What began in 1990 as the gymnastics and dance company of competitive athlete and Broadway dancer Christopher Harrison has evolved into something of a worldwide phenomenon. AntiGravity Orlando's staff members are some of the same athletes and acrobats who soar over audiences with the AntiGravity theater group, and who appear in high-profile celebrity musical acts and Hollywood productions. Current director Daniel Stover's work, for example, was featured in the 2012 movie Step Up Revolution, for which he choreographed a scene in which AntiGravity Orlando dancer-athletes vertically scale a wall using bungee cords.
These performers practice and share their knowledge of the aerial arts in an impressive facility, which boasts equipment that is the stuff of sports performers' dreams. It includes a wall-running track suspended 40 feet in midair, which allows athletes to scale the walls, do flips, and easily dust away ceiling cobwebs. The trampoline staircase puts extra pep in climbers' steps, as do custom-enhanced AntiGravity boots that act as jumping stilts and gravity-defying silk hammocks, specialty harnesses, and an aerial cube. In the dance and gymnastics studio, students bounce on competition-style mats and flooring, whereas an outdoor conditioning field helps boot campers get fit, and a pole-dance fitness studio invites people to strut their sultry stuff.

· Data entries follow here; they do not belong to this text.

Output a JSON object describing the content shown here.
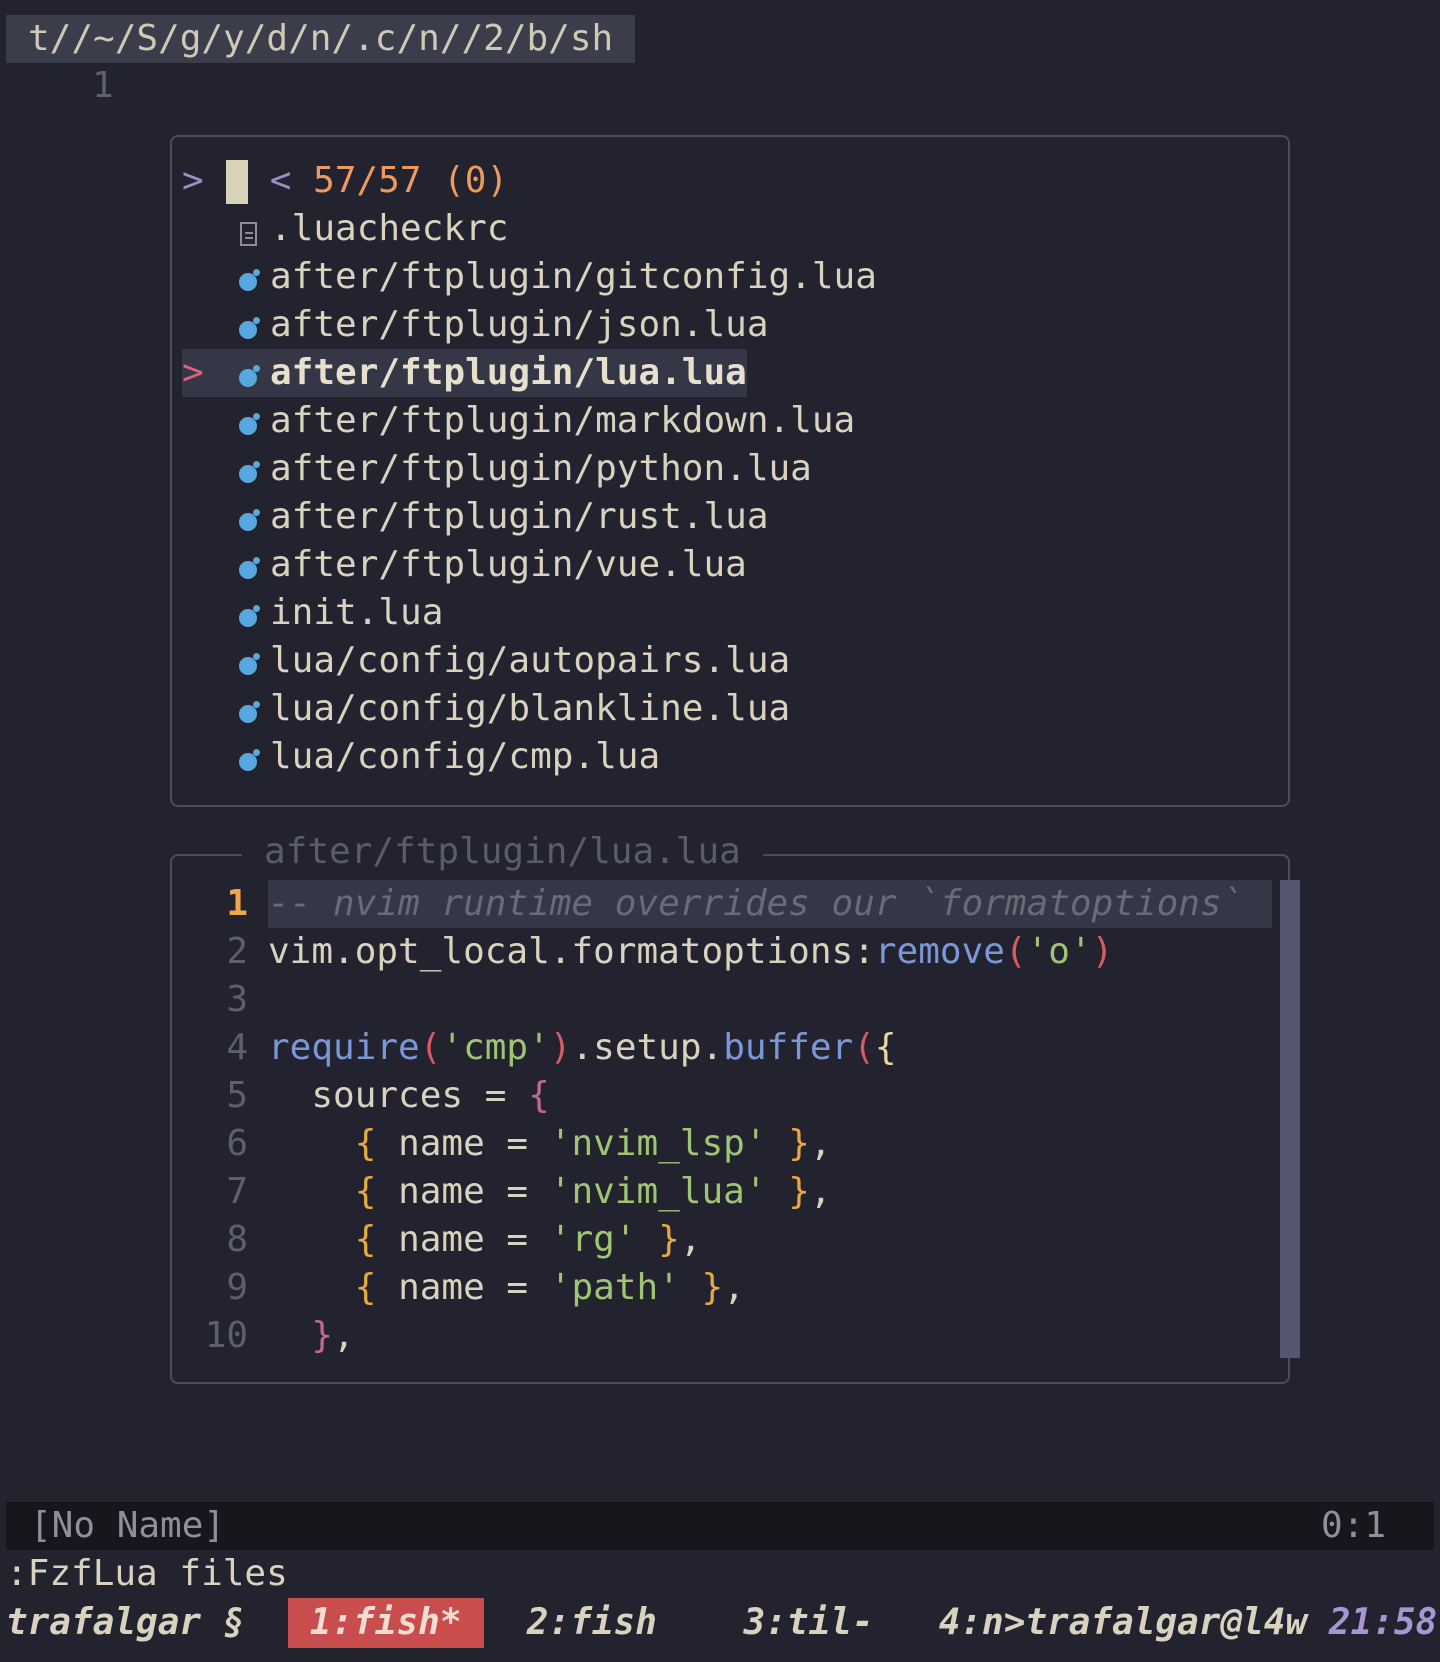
{
  "tabline": {
    "path": "t//~/S/g/y/d/n/.c/n//2/b/sh"
  },
  "buffer": {
    "line_number": "1"
  },
  "picker": {
    "prompt_symbol": ">",
    "count_prefix": "<",
    "count": "57/57 (0)",
    "selected_marker": ">",
    "files": [
      {
        "icon": "doc-icon",
        "name": ".luacheckrc"
      },
      {
        "icon": "lua-icon",
        "name": "after/ftplugin/gitconfig.lua"
      },
      {
        "icon": "lua-icon",
        "name": "after/ftplugin/json.lua"
      },
      {
        "icon": "lua-icon",
        "name": "after/ftplugin/lua.lua",
        "selected": true
      },
      {
        "icon": "lua-icon",
        "name": "after/ftplugin/markdown.lua"
      },
      {
        "icon": "lua-icon",
        "name": "after/ftplugin/python.lua"
      },
      {
        "icon": "lua-icon",
        "name": "after/ftplugin/rust.lua"
      },
      {
        "icon": "lua-icon",
        "name": "after/ftplugin/vue.lua"
      },
      {
        "icon": "lua-icon",
        "name": "init.lua"
      },
      {
        "icon": "lua-icon",
        "name": "lua/config/autopairs.lua"
      },
      {
        "icon": "lua-icon",
        "name": "lua/config/blankline.lua"
      },
      {
        "icon": "lua-icon",
        "name": "lua/config/cmp.lua"
      }
    ]
  },
  "preview": {
    "title": "after/ftplugin/lua.lua",
    "line_numbers": [
      "1",
      "2",
      "3",
      "4",
      "5",
      "6",
      "7",
      "8",
      "9",
      "10"
    ],
    "code": {
      "l1": "-- nvim runtime overrides our `formatoptions`",
      "l2_obj": "vim.opt_local.formatoptions:",
      "l2_fn": "remove",
      "l2_open": "(",
      "l2_str": "'o'",
      "l2_close": ")",
      "l4_fn": "require",
      "l4_open": "(",
      "l4_str": "'cmp'",
      "l4_close": ")",
      "l4_mid": ".setup.",
      "l4_fn2": "buffer",
      "l4_open2": "(",
      "l4_brace": "{",
      "l5_key": "  sources = ",
      "l5_brace": "{",
      "l6_indent": "    ",
      "l6_open": "{",
      "l6_key": " name = ",
      "l6_str": "'nvim_lsp'",
      "l6_close": " }",
      "l6_tail": ",",
      "l7_indent": "    ",
      "l7_open": "{",
      "l7_key": " name = ",
      "l7_str": "'nvim_lua'",
      "l7_close": " }",
      "l7_tail": ",",
      "l8_indent": "    ",
      "l8_open": "{",
      "l8_key": " name = ",
      "l8_str": "'rg'",
      "l8_close": " }",
      "l8_tail": ",",
      "l9_indent": "    ",
      "l9_open": "{",
      "l9_key": " name = ",
      "l9_str": "'path'",
      "l9_close": " }",
      "l9_tail": ",",
      "l10_indent": "  ",
      "l10_brace": "}",
      "l10_tail": ","
    }
  },
  "statusline": {
    "left": "[No Name]",
    "right": "0:1"
  },
  "cmdline": ":FzfLua files",
  "tmux": {
    "session": "trafalgar §",
    "windows": [
      {
        "label": "1:fish*",
        "active": true
      },
      {
        "label": "2:fish"
      },
      {
        "label": "3:til-"
      },
      {
        "label": "4:n>trafalgar@l4w"
      }
    ],
    "clock": "21:58"
  },
  "colors": {
    "background": "#22232e",
    "accent_orange": "#ed9a5c",
    "lua_icon": "#56a8dd",
    "active_window": "#c94d4d",
    "string": "#9ec474",
    "function": "#7b97d8"
  }
}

A self-described “gastrolounge,” Hammerheads Beer & Wine Bar serves up creative, satisfying pub dishes alongside craft beers and frozen cocktails. Its dishes add a subtle, upscale twist to pub mainstays: croissant sliders are filled with bourbon pulled pork, and corn dog balls are wrapped in applewood-smoked bacon before meeting their fate in the deep fryer. Boneless chicken wings and their cousins, tempura-battered chicken nuggets, are carried to tables atop beds of savory waffle fries or sweet potato fries.
Alternating red and yellow walls create a cheery atmosphere, as does the collection of framed paintings and pictures scattered throughout the pub. Regular karaoke nights challenge patrons to lock vocal cords with their buddies and demonstrate their crowd-pleasing prowess by making up choreography to accompany each song. Hammerheads also offers a variety of entertainment options each week, including movie nights and live music.
B.B. King's Blues Club's stages have been graced with some serious star power: the Rolling Stones, Eric Clapton, Paul McCartney, and a slew of other world-renowned artists have jammed there. But that shouldn't be surprising for spots bearing the name of Riley B. King—better known as B.B. King—who’s also been known to jump on stage. Live music entertains guests every night of the week in the intimate supper club, where chefs whip up a soulful Southern-style comfort food, ranging from ribs to fried dill-pickle chips with horseradish sauce.
The Orlando location's patio allows patrons to savor the Floridian sunshine, and the mezzanine level affords clear views of the main stage, drenched in bright neon lights. The main seating area provides easy access to the dance floor, or diners can kick back and enjoy their meals while admiring hand-painted table art that hails from Memphis, just like the zesty barbecue. Three full bars provide the fizzy courage necessary to ask a stranger to dance, even in the absence of music.
Filled with 50 tons of carved ice and most recently inspired by Ernest Shackleton's failed Antarctic expedition, Icebar's 27-degree, bacchanalian winterscape earned itself a feature in Frommer's and a spot on the Travel Channel's list of The World's Coolest Bars. After bundling up in fur coats and gloves, guests can spend up to 45 minutes touring the room's collection of frozen sculptures, floes, and sled-dog huts, raising toasts to their favorites with glasses made entirely out of ice. Frozen stools covered with seal fur line the bar, where mixologists pour frosty cocktails and root around for two identical snowflakes.
The adjacent Fire Lounge allows visitors to warm up afterward by snagging a drink from the full-service bar or bobbing their heads to the mixes of DJ Sher-khan. The pulsing sound system helps to get blood flowing again while lasers and strobe lights scan the room for any escaped snowglobes.
In the midst of nightly live jazz, diners feast on a plethora of dishes made from premium ingredients, including Japanese Kobe beef and hand-foraged mushrooms, while sipping sommelier-recommended wines from an award-winning selection. To gear up gustatory glands, patrons can dive fork-first into the sesame pepper-crusted Hawaii bigeye ahi tuna partnered with pickled cucumbers and seaweed salad ($18). Served with french fries and chimichurri sauce, the Kobe skirt steak ($29) comes from cows raised according to the strict laws in Hyogo Prefecture, which forbids cattle to date until they graduate high school. Alternatively raised in free-spirited rivers and music festivals, the wild-caught salmon shares plate space with tuscan potato salad, capers, arugula, and a citrus-fennel purée ($34). Similarly sating, the double cut Australian lamb chops are bathed in a zinfandel reduction sauce and paired with rosemary-garlic mashed potatoes ($44).